Folks, if these men were teaching the truth about God’s word and leading others to repentance godly living, I would be right behind them. I don’t care how much money another man makes. I’m not concerned with how rich someone is. I’m concerned with men who use religion to take from the poor and amass wealth for themselves! I’m concerned with false teachers who twist the Bible in order to get well-meaning poor folks to send money to their ministries–to them.

What about Us?

PovertySo much of this prosperity gospel preaching has saturated this country that we can easily fall right in line. Of course, we would never fall for major abuses, would we? But why would we look at the story of the widow’s two copper coins and seek to glorify her for what she did? Why would we consider her level of giving to the treasury such an awesome thing, instead of seeing it for the abuse it really was? Perhaps it’s because some semblance of the prosperity mindset exists in our heads.

She was so spiritual, we think. We wish we had the faith to give everything in our bank accounts…but we beat ourselves up for not being as spiritual as that lady.

Stop! God does not expect you to hurt yourself giving to some religious body! “Religion that is pure and undefiled before God the Father is this,” James wrote, “to visit orphans and widows in their affliction, and to keep oneself unstained form the world” (1.27). It’s giving to widows, not getting from them.

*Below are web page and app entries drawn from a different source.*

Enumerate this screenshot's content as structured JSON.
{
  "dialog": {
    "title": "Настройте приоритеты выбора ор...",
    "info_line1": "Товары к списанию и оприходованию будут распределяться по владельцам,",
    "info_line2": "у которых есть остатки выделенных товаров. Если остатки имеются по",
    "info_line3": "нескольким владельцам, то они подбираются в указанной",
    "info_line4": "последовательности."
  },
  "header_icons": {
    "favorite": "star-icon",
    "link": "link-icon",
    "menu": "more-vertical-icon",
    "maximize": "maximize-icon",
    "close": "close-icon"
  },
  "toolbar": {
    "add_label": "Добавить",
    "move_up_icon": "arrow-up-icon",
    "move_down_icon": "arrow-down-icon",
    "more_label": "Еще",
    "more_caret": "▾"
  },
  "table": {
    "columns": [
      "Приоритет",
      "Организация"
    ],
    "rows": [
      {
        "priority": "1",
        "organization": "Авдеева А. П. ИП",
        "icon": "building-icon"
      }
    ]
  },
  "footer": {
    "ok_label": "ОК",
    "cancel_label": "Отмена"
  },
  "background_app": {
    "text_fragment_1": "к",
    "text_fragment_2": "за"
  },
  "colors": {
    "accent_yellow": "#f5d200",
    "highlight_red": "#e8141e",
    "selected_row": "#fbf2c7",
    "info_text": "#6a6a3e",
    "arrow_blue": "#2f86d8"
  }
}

Don’t miss that the oppressive religion Jesus witnessed at the temple was destined by God for complete destruction. God judged that corrupt system. Don’t expect our corrupt religious systems to escape His wrath!